The Wellcome Trust Sanger Institute has purchased OpGen's Argus Optical Mapping System, which is expected to reduce the time and cost of whole genome sequence assembly. The Mapping and Archive Sequencing Division at the Sanger Institute plans to begin optical mapping of bacteria and parasites in January.
“Traditional mapping techniques used to create a physical map of ordered sequence contigs can take 3–6 months to complete for a small eukaryote such as a helminth,” says Carol Churcher, head of sequencing operations, Sanger Institute. “We need a new approach to improve the efficiency of finishing and validating sequence assemblies.”
Launched in June 2010, the Argus Optical Mapping System provides high-resolution, whole genome restriction maps for strain typing, comparative genomics, and sequence assembly of microbial genomes. It is based on technology that generates ordered, whole genome restriction maps from single DNA molecules. This technology is free from the limitations of gel, PCR, and sequencing-based methodologies, according to the firm.

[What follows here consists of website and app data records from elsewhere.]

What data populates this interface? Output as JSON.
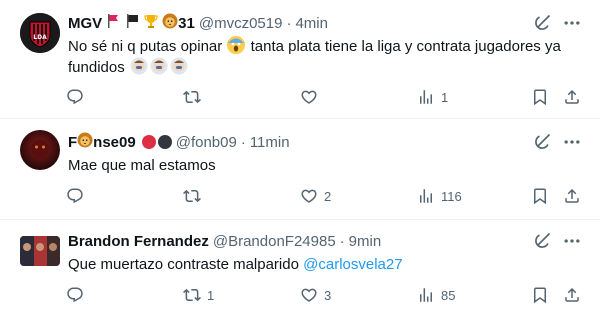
{
  "tweets": [
    {
      "name": "MGV",
      "name_suffix": "31",
      "handle": "@mvcz0519",
      "dot": "·",
      "time": "4min",
      "text_parts": [
        "No sé ni q putas opinar ",
        " tanta plata tiene la liga y contrata jugadores ya fundidos "
      ],
      "replies": "",
      "retweets": "",
      "likes": "",
      "views": "1",
      "avatar_text": "LDA"
    },
    {
      "name_prefix": "F",
      "name_rest": "nse09",
      "handle": "@fonb09",
      "dot": "·",
      "time": "11min",
      "text": "Mae que mal estamos",
      "replies": "",
      "retweets": "",
      "likes": "2",
      "views": "116"
    },
    {
      "name": "Brandon Fernandez",
      "handle": "@BrandonF24985",
      "dot": "·",
      "time": "9min",
      "text": "Que muertazo contraste malparido ",
      "mention": "@carlosvela27",
      "replies": "",
      "retweets": "1",
      "likes": "3",
      "views": "85"
    }
  ],
  "icons": {
    "reply": "reply-icon",
    "retweet": "retweet-icon",
    "like": "heart-icon",
    "views": "views-icon",
    "bookmark": "bookmark-icon",
    "share": "share-icon",
    "grok": "grok-icon",
    "more": "more-icon"
  },
  "colors": {
    "text": "#0f1419",
    "secondary": "#536471",
    "link": "#1d9bf0",
    "divider": "#eff3f4"
  }
}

By utilizing an optical map as the whole genome scaffold, researchers are able to identify gaps in a sequence and target specific areas of the genome for additional sequencing. This reduces the need for thousands of cloning, PCR, and sequencing reactions involved with traditional finishing techniques. It also provides a sequence method for whole genome sequence assembly validation.

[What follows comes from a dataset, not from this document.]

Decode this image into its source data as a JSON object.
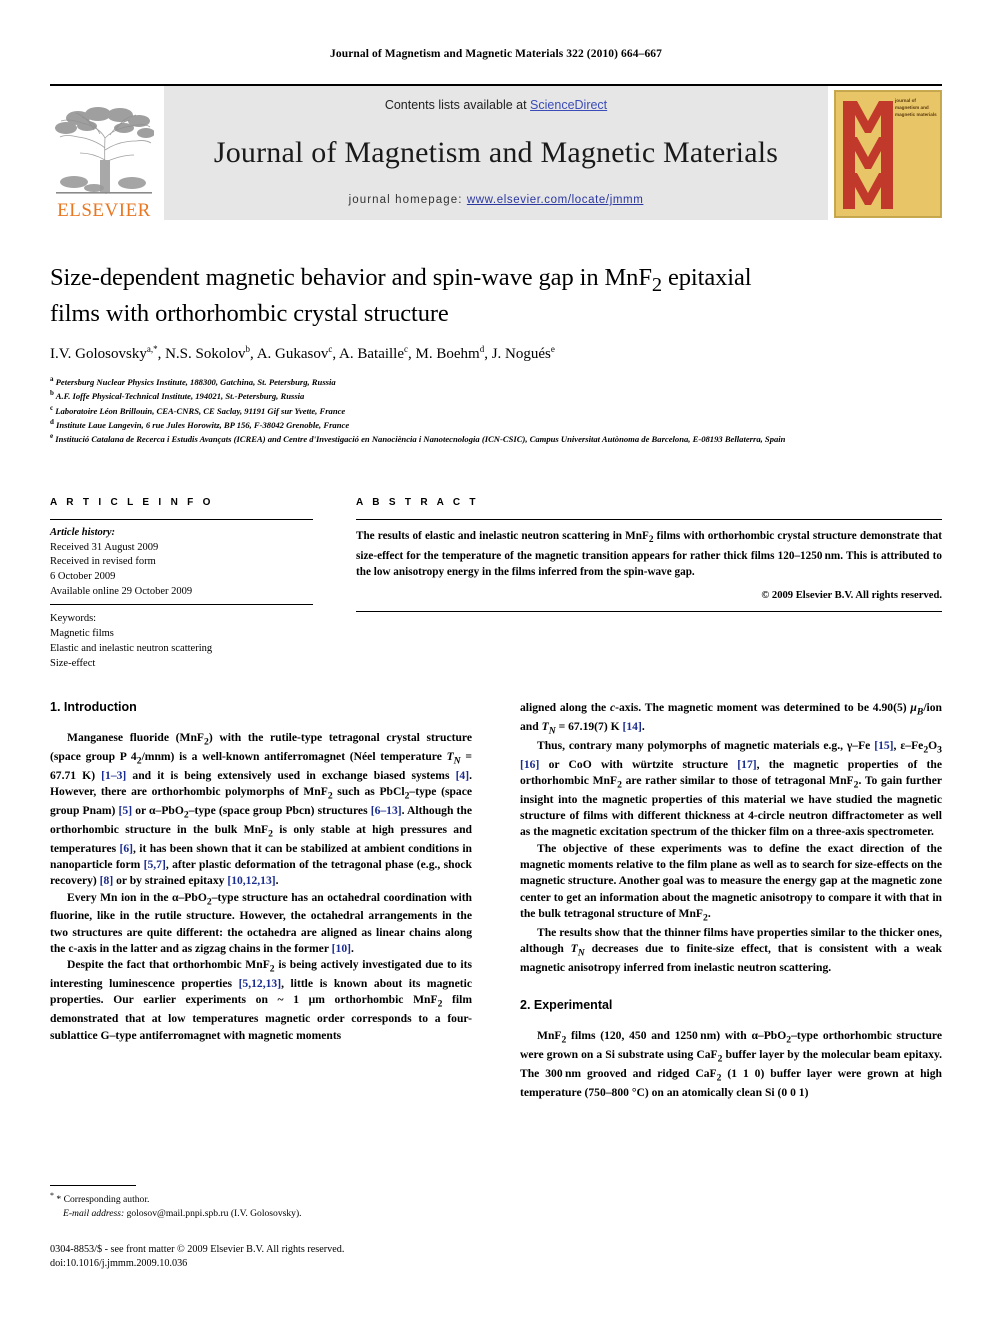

In September 2010, OpGen secured $17 million Series B equity financing to support the marketing of the Optical Mapping System, to fund the development of new applications that will complement sequencing technologies and help facilitate rapid completion of large genome mapping, and to finish technologies currently under development at the company. In November 2010, BGI announced its intent to use Argus Optical Mapping System for de novo sequence finishing in human, plant, and animal genomes.